• DIRECTIONS: Each line of the data below that carries the word "info" needs to be copied.

[DATA Boundary: Start]

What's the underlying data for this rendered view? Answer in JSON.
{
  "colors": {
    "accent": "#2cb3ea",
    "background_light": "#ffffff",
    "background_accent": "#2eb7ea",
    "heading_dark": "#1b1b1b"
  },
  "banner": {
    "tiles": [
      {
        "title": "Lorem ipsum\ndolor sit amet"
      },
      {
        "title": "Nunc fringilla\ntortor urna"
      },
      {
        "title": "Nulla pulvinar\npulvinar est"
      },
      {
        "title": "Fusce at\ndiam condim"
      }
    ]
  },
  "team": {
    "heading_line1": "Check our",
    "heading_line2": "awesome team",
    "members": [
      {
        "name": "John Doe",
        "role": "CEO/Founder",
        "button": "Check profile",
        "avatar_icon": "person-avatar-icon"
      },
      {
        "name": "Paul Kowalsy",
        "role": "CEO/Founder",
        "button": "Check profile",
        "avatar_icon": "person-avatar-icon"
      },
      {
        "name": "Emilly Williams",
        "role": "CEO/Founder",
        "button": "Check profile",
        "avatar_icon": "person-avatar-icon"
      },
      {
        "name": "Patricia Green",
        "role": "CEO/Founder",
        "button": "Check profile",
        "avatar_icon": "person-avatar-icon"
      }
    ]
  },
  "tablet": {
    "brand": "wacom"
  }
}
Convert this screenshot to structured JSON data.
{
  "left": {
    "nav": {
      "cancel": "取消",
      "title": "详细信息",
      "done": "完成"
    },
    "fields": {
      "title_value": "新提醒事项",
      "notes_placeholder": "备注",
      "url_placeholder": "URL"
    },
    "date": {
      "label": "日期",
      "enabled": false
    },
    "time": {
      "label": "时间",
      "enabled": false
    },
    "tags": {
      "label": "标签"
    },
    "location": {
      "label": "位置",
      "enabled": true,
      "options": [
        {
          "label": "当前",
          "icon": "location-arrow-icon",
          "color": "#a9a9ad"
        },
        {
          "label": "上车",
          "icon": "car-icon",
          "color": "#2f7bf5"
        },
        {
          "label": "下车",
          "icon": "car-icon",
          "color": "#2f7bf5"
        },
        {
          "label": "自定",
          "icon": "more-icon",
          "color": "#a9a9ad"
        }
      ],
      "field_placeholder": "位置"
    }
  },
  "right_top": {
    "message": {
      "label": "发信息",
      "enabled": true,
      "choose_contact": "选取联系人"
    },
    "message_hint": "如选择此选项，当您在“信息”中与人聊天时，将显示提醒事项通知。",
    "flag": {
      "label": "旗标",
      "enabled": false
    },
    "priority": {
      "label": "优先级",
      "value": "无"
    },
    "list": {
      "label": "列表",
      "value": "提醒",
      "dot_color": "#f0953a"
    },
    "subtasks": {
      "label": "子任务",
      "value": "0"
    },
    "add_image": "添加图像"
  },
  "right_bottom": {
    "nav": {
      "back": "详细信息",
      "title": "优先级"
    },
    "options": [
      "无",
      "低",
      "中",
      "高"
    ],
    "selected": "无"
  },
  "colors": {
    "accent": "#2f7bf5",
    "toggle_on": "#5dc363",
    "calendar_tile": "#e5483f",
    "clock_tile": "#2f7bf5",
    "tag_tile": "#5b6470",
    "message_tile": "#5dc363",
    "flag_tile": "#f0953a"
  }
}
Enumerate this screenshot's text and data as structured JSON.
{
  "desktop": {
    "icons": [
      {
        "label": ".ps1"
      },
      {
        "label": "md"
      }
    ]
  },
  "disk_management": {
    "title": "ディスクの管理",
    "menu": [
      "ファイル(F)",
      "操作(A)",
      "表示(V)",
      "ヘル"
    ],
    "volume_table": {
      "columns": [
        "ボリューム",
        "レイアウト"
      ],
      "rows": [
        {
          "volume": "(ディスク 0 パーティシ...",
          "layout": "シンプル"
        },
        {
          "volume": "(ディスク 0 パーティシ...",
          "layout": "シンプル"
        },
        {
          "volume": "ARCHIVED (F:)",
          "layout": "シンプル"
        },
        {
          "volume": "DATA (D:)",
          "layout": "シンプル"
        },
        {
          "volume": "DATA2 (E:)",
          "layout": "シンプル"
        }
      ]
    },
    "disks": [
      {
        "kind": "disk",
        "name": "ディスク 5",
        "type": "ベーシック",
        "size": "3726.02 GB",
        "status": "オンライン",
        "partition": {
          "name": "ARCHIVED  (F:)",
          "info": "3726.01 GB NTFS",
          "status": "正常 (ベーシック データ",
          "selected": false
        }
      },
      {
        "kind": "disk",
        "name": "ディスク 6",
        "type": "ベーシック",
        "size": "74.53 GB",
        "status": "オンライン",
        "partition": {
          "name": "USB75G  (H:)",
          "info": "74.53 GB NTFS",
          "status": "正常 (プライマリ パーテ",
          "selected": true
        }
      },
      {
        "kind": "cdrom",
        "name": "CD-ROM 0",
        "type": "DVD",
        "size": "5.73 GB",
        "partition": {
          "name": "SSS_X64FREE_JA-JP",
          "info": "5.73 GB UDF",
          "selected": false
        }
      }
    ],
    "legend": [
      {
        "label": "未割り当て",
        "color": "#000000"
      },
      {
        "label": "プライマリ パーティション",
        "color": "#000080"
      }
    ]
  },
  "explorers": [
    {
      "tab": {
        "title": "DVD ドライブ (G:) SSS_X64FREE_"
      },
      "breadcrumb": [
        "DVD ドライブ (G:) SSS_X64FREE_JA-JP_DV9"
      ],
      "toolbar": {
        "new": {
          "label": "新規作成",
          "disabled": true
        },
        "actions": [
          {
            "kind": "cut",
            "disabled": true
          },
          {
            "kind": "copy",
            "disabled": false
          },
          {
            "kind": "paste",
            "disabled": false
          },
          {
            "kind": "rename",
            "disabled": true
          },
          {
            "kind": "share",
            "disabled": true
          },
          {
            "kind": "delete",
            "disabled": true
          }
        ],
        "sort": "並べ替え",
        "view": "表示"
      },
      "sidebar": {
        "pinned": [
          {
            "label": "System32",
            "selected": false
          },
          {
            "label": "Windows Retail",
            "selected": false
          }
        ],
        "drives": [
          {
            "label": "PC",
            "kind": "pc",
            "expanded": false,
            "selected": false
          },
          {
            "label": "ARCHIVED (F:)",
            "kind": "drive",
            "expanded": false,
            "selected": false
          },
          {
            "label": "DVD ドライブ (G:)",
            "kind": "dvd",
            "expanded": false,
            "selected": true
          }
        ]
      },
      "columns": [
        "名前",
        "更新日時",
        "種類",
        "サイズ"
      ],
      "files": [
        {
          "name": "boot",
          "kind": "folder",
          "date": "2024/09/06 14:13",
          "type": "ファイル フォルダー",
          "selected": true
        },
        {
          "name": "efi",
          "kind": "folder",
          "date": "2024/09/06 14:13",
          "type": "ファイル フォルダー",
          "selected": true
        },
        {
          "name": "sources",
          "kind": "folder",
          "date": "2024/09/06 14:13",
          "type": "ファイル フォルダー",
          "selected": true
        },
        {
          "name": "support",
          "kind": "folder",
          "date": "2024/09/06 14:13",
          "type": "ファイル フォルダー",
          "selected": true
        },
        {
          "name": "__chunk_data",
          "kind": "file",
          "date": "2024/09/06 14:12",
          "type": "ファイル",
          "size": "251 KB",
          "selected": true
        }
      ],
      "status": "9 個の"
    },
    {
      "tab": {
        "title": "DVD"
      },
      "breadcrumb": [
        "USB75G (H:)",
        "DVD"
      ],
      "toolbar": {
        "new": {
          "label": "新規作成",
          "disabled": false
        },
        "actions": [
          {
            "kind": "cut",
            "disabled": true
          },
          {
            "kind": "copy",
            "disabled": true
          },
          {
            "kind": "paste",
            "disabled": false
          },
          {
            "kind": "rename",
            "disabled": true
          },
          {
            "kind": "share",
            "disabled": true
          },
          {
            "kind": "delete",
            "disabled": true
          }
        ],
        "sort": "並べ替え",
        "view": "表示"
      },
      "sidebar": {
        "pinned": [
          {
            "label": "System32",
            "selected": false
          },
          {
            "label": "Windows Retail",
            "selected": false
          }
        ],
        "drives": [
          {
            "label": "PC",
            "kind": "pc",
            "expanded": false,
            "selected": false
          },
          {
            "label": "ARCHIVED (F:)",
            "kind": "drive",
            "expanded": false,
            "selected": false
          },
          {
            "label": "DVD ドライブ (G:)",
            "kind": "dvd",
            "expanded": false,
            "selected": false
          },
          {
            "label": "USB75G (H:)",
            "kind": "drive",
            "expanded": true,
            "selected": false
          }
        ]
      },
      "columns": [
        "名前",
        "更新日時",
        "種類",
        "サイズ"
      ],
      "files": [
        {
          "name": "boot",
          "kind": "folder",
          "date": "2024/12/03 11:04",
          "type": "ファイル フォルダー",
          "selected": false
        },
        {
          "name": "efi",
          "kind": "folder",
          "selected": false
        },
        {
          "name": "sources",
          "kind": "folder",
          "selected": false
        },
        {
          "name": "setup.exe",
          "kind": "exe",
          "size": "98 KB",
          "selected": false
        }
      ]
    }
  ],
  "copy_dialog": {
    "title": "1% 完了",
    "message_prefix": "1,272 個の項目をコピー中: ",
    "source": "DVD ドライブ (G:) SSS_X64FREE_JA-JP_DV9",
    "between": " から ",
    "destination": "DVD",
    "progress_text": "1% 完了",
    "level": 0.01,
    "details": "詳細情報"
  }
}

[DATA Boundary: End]

• TASK SOLUTION:
          "info": "3726.01 GB NTFS",
          "info": "74.53 GB NTFS",
          "info": "5.73 GB UDF",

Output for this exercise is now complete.